- nonfiction books and photographs of animals, birds, insects, and fish
- creative thinking
Introduce the activity by either reading a book that depicts a variety of animals, or by showing children pictures of different types of animals. Can children describe how the different types of animals move? Does an elephant move quickly or slowly? What about a fish or a butterfly?
The following day, divide children into small groups and ask each group to make up a dance using a specific animal movement. Work with each group and assist them as they think about how the animal moves. Does it have long or short legs? Does it fly or swim? Does it make big movements or little movements? Encourage them to demonstrate their movement ideas. Then invite them to choose a musical selection for their dance. Do they want a quiet, slow song, or music that is fast and loud?
Allow time for everyone to perform their animal dances for their friends. Then invite them all to learn one another's dances. Continue using children's dances during indoor movement time.
Extend children's creative thinking and movement activities with a game of animal pantomimes. They can act out different animal movements and let their friends try to guess what they are. They can also use animal movements during transition times, as they move from one area to the next.
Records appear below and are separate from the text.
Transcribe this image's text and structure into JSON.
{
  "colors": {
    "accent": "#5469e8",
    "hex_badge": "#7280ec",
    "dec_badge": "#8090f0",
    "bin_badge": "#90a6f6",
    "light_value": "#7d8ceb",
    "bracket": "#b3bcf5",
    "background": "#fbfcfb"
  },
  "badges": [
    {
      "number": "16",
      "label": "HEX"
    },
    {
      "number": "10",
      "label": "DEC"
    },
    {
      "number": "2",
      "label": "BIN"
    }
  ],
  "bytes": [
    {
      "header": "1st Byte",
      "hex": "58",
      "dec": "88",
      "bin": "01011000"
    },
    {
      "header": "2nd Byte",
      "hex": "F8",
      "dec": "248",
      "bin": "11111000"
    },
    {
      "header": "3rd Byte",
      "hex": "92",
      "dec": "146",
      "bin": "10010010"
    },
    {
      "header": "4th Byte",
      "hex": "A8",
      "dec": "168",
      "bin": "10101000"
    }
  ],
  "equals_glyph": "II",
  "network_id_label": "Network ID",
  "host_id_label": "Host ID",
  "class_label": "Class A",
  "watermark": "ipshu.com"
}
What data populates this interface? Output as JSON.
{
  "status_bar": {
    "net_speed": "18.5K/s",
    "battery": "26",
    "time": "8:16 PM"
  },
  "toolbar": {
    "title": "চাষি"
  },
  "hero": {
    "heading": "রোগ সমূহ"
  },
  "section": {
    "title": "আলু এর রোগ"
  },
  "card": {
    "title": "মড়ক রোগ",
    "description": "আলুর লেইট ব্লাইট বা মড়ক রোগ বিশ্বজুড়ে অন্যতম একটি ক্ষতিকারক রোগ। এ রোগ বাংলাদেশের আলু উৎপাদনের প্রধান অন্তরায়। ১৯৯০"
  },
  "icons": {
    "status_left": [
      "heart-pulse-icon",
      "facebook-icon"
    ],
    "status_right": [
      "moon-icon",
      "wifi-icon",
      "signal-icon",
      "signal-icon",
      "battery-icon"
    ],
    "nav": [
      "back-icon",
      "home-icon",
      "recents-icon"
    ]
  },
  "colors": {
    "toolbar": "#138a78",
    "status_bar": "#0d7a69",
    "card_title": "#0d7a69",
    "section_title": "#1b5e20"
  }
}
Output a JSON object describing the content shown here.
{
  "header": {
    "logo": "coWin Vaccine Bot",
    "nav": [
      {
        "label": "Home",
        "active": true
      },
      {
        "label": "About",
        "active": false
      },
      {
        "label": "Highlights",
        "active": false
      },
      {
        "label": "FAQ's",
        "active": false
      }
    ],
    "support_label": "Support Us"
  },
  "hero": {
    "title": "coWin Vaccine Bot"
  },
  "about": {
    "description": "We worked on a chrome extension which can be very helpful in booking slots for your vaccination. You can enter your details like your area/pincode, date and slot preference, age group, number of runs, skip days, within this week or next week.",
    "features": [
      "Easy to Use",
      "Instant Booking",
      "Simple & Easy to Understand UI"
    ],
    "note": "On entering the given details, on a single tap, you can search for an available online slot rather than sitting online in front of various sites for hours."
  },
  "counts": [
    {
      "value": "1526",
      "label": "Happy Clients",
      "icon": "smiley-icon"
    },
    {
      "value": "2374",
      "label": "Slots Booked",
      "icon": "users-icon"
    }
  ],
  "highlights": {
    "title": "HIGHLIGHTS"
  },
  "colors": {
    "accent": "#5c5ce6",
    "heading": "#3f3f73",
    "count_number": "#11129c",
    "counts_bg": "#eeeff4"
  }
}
Remember: If a child shows no interest in participating in the movement activity, offer other choices, such as operating the CD player, playing rhythm instruments to accompany the dancing, or introducing the different dances.
Walk, Look, and Listen Ask parents to engage their children in learning activities to extend their knowledge of animals, birds, and insects while they walk to school or do errands. They can ask their child to focus on specific things, such as noticing all of the birds they see, or listening for different bird sounds. They can ask their child to pay close attention to the different types of dogs people have in the neighborhood.
Curriculum Connection: MATH
Sorting Animals Cut out or photocopy pictures of fish, birds, animals, and insects. Working with three or four children at a time, ask them to sort the pictures into similar groupings. Then ask them to describe what makes the animals they grouped together alike.